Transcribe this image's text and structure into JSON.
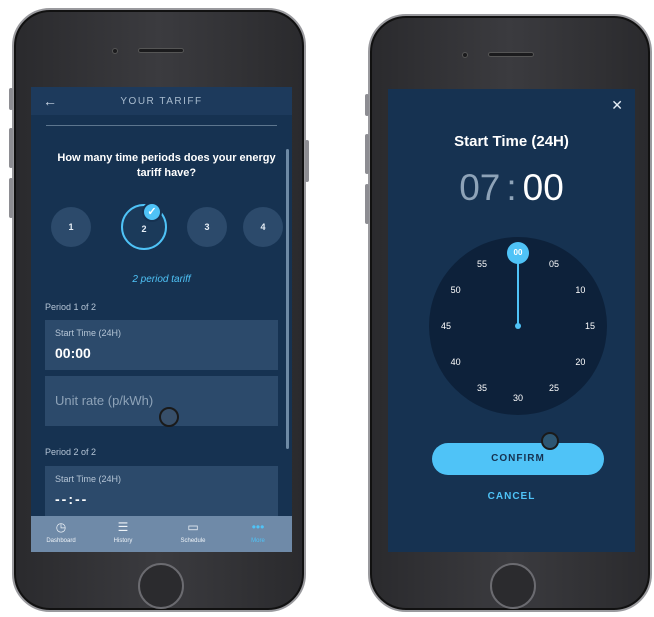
{
  "left_screen": {
    "header": {
      "title": "YOUR TARIFF",
      "back_icon": "arrow-left-icon"
    },
    "question": "How many time periods does your energy tariff have?",
    "period_options": [
      "1",
      "2",
      "3",
      "4"
    ],
    "selected_option": "2",
    "tariff_label": "2 period tariff",
    "period1": {
      "title": "Period 1 of 2",
      "start_label": "Start Time (24H)",
      "start_value": "00:00",
      "rate_placeholder": "Unit rate (p/kWh)"
    },
    "period2": {
      "title": "Period 2 of 2",
      "start_label": "Start Time (24H)",
      "start_value": "--:--"
    },
    "tabs": [
      {
        "label": "Dashboard",
        "icon": "clock-icon"
      },
      {
        "label": "History",
        "icon": "list-icon"
      },
      {
        "label": "Schedule",
        "icon": "calendar-icon"
      },
      {
        "label": "More",
        "icon": "more-dots-icon"
      }
    ],
    "active_tab": "More"
  },
  "right_screen": {
    "title": "Start Time (24H)",
    "hours": "07",
    "separator": ":",
    "minutes": "00",
    "dial_numbers": [
      "00",
      "05",
      "10",
      "15",
      "20",
      "25",
      "30",
      "35",
      "40",
      "45",
      "50",
      "55"
    ],
    "selected_minute": "00",
    "confirm_label": "CONFIRM",
    "cancel_label": "CANCEL",
    "close_icon": "close-icon"
  },
  "colors": {
    "background": "#163251",
    "accent": "#4fc3f7",
    "field": "#2c4a6b",
    "dial": "#0d213a",
    "tabbar": "#6f8aa8"
  }
}
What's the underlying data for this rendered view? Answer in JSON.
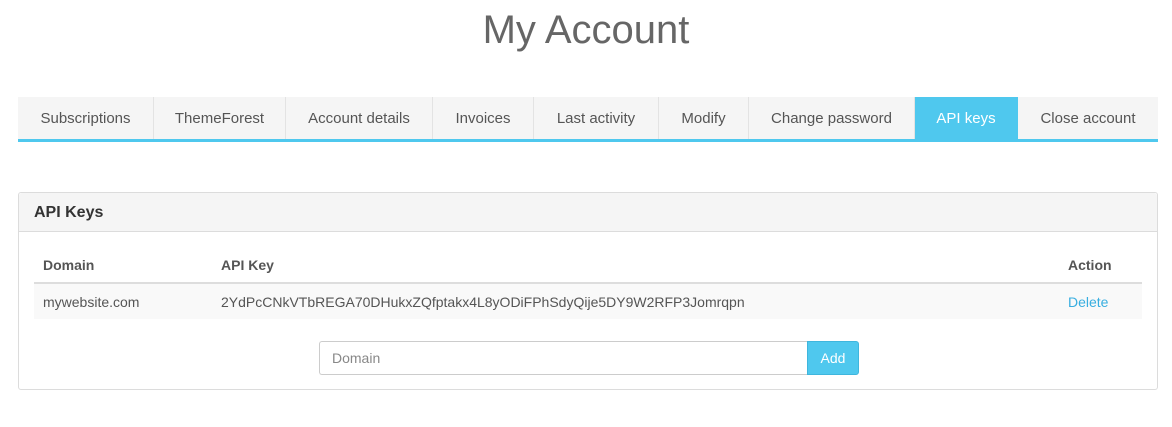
{
  "page": {
    "title": "My Account"
  },
  "tabs": [
    {
      "label": "Subscriptions",
      "active": false
    },
    {
      "label": "ThemeForest",
      "active": false
    },
    {
      "label": "Account details",
      "active": false
    },
    {
      "label": "Invoices",
      "active": false
    },
    {
      "label": "Last activity",
      "active": false
    },
    {
      "label": "Modify",
      "active": false
    },
    {
      "label": "Change password",
      "active": false
    },
    {
      "label": "API keys",
      "active": true
    },
    {
      "label": "Close account",
      "active": false
    }
  ],
  "panel": {
    "title": "API Keys",
    "columns": {
      "domain": "Domain",
      "api_key": "API Key",
      "action": "Action"
    },
    "rows": [
      {
        "domain": "mywebsite.com",
        "api_key": "2YdPcCNkVTbREGA70DHukxZQfptakx4L8yODiFPhSdyQije5DY9W2RFP3Jomrqpn",
        "action": "Delete"
      }
    ],
    "form": {
      "domain_placeholder": "Domain",
      "domain_value": "",
      "add_label": "Add"
    }
  },
  "colors": {
    "accent": "#4fc8ee",
    "link": "#38aee0",
    "tab_bg": "#f5f5f5"
  }
}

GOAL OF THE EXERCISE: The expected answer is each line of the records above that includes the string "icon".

SOLUTION TO THIS PROBLEM:
      "back_icon": "arrow-left-icon"
        "icon": "clock-icon"
        "icon": "list-icon"
        "icon": "calendar-icon"
        "icon": "more-dots-icon"
    "close_icon": "close-icon"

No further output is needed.